in Nevada history and especially the Comstock led Eilley to ask
her husband to build the mansion for them to live in and enjoy their
celebrated guests from around the Comstock, California and the world.
In 1863, the house was completed for the phenomenal figure of $350,000.
The grandiose mansion was built as more a display of wealth and
prestige for Eilley than for Sandy. Sandy was more an everyday man
and was not above getting his hands dirty in his mines and digging
out the ore himself. The Bower’s had many parties and get-togethers
at the famed mansion and their goodwill towards many of the miners
and ranchers in the area was legendary. Eilley was known as a bit
of a clairvoyant so the story goes, and she was quick to grab attention
at her parties. Dan DeQuill, Editor of the Territorial Enterprise
and a reporter by the name of Sam Clemens (Mark Twain) visited the
mansion and commented on its lavish furniture, trimmings and beautiful
setting. Then, the first great mining depression hit the stock market
and the area in late 1864 and Sandy struggled to keep his fortune
by moving to Gold Hill and working with the few miners he could
afford. In 1868, Sandy died and Eilley soon lost the mansion to
foreclosure. About six years earlier, Sandy and some partners had
built a bridge across the expanse now known as Washoe Lake to make
it easier to get to their claims in Gold Hill. Legend has it that
the line for Sandy’s funeral spanned across the lake and all
the way over Jumbo Grade up to Sun Mountain (Mt. Davidson) and Butler
Peak and down into Crown Point and Gold Hill.

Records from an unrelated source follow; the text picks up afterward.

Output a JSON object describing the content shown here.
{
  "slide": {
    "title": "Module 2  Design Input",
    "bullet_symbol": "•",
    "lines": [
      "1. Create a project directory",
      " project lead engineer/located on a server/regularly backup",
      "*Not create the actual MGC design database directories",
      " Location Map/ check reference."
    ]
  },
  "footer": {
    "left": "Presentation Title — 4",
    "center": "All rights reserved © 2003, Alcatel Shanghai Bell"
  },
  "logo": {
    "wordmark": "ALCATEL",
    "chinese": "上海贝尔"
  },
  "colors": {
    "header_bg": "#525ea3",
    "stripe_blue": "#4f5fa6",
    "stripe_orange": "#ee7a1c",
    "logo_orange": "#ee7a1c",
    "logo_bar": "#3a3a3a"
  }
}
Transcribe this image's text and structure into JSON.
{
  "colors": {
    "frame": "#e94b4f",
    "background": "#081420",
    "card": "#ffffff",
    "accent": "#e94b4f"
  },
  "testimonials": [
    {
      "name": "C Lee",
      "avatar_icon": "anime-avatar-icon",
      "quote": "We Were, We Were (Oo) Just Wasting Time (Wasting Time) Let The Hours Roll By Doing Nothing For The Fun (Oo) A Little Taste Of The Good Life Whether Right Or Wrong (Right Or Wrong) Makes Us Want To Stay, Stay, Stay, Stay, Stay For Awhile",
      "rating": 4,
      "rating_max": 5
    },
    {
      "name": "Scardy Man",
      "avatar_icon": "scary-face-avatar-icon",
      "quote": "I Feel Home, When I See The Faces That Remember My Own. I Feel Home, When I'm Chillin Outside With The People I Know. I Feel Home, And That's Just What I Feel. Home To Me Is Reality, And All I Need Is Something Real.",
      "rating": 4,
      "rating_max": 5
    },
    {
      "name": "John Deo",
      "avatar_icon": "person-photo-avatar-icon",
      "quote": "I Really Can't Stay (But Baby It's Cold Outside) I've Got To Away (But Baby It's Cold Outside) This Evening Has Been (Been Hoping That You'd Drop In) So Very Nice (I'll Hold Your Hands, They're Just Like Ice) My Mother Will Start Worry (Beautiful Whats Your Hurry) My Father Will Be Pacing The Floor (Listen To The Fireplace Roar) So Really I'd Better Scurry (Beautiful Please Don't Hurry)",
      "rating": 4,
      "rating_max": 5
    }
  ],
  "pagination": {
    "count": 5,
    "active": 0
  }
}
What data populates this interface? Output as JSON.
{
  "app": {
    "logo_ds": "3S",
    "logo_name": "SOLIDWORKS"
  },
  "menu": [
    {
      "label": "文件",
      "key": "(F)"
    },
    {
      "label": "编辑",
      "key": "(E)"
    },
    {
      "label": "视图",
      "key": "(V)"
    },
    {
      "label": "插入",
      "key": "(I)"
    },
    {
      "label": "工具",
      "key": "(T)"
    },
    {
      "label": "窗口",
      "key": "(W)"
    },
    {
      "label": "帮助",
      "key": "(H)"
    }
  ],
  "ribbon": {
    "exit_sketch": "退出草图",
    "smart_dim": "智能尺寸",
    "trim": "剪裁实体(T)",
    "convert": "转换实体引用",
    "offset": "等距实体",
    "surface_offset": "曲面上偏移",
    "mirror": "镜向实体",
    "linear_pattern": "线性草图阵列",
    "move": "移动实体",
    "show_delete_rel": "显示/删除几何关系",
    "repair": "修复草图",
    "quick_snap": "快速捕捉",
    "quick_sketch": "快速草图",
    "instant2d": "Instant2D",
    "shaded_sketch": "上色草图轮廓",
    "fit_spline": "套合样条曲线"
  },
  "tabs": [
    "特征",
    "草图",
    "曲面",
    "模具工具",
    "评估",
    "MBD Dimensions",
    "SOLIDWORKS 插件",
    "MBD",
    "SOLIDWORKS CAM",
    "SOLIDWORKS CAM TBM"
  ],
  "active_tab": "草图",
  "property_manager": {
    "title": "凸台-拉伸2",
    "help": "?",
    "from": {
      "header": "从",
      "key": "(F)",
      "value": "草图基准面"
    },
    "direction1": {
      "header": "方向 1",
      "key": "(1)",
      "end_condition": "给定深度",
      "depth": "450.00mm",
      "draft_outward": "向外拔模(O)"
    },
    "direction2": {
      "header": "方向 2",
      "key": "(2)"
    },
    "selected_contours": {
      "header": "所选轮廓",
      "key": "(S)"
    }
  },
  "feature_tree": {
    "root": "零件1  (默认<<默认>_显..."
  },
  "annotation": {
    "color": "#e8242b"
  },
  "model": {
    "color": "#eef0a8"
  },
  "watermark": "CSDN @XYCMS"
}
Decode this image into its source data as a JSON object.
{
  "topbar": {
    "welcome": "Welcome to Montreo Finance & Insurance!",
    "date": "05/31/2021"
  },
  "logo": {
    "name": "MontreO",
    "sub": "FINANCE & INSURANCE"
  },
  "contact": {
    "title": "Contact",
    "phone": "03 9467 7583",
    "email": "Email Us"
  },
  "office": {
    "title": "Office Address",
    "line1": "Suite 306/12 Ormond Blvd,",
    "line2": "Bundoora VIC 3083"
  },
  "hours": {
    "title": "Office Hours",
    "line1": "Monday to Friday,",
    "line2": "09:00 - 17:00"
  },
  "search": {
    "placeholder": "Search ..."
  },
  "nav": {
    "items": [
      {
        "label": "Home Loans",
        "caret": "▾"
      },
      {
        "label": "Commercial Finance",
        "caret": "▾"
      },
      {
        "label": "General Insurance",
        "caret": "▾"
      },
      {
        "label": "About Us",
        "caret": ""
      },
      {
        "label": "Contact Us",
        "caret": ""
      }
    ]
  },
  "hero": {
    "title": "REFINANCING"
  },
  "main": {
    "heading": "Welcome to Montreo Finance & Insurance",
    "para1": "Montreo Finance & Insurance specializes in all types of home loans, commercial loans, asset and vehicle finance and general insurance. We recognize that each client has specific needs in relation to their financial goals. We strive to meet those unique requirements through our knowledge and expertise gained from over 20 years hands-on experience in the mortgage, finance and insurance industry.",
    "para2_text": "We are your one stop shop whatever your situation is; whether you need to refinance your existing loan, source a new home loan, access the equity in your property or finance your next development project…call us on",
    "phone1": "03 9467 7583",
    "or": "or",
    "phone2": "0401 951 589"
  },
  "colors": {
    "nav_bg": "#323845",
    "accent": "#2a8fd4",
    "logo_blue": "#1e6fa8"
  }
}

Sandy and Eilley are
buried together on a hillside behind Bowers Mansion. Part of the
tour of the mansion is devoted to the visit of their graves.
Today, you can explore the mansion
in the summer and fall which is now owned and maintained by the
Washoe County Parks Department. Their regular tours are highlighted
with superb historical facts and the myths and legends surrounding
the first Comstock millionaires. Many of the pieces of furniture,
paintings and kitchenware of the era were donated from longtime
families of the region making it a must to see for its accurate
accounting of the rich life during the Comstock Era. The park has
plenty of picnic sites and is a favorite for large get-togethers
and barbecues. The pool is one of the great summer and fall treats
in the area because of its location and clean well-kept facilities.
It even has a small wading pool for the little ones to enjoy the
cool Sierra waters. I’ll always remember swimming in the stream
fed pool and going to family barbecues there in the early 1950’s.
The Washoe Valley is an amazing
place to explore and visit, plus it’s really close to Reno
(only 20 to 30 minutes) making it a great daytrip.